# Assignment
If a line of the data below holds the string "true", copy it.
#### Data provided
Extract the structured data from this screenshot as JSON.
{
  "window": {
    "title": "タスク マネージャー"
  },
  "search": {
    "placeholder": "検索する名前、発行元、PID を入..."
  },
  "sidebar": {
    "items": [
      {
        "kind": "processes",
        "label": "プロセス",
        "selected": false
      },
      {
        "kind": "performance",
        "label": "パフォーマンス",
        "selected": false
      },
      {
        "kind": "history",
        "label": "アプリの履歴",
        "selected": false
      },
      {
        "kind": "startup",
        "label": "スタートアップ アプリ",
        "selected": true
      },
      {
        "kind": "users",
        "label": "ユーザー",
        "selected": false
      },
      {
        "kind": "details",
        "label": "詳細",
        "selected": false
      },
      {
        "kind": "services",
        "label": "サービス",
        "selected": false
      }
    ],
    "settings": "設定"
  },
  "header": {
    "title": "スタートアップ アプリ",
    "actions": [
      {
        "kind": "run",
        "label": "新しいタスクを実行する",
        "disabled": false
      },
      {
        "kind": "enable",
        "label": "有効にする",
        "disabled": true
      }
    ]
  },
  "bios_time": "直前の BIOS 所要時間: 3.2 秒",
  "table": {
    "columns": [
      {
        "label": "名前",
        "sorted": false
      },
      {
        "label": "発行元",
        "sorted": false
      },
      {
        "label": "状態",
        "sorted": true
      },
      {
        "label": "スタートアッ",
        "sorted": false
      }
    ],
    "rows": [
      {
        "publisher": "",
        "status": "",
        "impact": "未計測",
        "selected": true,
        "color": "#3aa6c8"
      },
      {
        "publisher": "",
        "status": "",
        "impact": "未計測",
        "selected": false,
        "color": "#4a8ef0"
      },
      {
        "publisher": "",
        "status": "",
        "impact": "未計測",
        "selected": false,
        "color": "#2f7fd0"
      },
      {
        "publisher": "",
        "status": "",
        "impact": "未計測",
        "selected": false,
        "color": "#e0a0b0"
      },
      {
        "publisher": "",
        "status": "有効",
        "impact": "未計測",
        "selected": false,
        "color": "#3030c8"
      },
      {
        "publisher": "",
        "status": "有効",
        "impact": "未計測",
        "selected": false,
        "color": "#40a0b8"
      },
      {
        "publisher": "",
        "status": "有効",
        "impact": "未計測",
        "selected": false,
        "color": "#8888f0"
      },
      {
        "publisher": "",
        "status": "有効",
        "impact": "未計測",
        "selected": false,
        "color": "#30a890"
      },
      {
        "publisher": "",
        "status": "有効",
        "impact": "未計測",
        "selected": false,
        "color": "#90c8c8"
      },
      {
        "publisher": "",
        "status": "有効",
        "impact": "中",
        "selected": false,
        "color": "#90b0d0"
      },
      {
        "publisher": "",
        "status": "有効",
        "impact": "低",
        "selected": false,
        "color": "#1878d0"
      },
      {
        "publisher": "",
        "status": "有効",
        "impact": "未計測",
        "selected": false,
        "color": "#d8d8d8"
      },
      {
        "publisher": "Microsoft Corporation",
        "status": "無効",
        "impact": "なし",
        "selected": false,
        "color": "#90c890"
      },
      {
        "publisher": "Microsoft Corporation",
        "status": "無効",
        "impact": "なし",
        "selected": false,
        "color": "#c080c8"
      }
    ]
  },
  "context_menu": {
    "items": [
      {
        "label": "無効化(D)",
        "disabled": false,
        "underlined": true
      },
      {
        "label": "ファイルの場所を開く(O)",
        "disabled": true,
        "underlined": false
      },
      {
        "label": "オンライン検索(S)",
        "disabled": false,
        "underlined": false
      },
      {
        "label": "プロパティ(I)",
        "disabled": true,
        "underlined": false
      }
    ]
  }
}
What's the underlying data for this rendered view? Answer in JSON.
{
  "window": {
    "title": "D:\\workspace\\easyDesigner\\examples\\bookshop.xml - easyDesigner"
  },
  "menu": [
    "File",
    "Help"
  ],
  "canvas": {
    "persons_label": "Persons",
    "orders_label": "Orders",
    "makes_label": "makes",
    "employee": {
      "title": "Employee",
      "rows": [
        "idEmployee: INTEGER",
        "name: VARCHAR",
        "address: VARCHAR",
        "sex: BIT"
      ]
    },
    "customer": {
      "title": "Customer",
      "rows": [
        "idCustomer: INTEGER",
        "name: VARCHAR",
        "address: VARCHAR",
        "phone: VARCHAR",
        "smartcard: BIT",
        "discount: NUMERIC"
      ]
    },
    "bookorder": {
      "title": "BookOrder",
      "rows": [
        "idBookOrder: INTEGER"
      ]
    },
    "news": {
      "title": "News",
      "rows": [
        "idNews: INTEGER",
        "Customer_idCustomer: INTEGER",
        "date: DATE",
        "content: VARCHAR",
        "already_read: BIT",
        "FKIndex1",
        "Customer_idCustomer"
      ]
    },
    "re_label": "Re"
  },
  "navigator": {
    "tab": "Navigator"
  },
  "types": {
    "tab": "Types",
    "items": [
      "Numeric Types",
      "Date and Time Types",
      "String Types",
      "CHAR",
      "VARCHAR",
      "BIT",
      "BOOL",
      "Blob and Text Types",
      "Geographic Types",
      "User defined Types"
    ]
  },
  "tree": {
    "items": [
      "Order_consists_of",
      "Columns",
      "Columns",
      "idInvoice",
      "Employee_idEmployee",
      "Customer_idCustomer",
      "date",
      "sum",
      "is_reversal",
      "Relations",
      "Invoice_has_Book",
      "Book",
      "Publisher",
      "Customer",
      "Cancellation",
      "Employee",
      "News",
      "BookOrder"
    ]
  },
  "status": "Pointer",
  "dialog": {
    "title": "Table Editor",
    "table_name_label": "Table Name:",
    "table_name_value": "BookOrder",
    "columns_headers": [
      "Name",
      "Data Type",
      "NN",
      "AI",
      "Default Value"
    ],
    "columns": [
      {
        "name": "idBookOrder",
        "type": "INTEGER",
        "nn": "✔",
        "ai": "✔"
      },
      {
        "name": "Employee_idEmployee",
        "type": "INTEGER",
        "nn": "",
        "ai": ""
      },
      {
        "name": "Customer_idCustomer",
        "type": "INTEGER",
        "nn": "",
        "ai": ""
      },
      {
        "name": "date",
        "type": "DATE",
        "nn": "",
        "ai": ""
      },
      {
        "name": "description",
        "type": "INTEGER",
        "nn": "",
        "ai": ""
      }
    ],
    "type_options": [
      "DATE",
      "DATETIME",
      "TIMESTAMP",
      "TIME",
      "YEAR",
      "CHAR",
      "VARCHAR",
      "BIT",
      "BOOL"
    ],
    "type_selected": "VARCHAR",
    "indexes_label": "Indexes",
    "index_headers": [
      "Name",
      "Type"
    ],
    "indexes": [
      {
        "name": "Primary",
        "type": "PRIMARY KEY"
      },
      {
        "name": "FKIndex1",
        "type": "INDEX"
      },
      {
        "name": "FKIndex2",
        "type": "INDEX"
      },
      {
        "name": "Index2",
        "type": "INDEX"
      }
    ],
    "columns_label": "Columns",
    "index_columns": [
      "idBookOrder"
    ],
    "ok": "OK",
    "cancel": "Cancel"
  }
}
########
# Result of the task
        "selected": true
        "disabled": true
        "sorted": true
        "selected": true,
        "underlined": true
        "disabled": true,
        "disabled": true,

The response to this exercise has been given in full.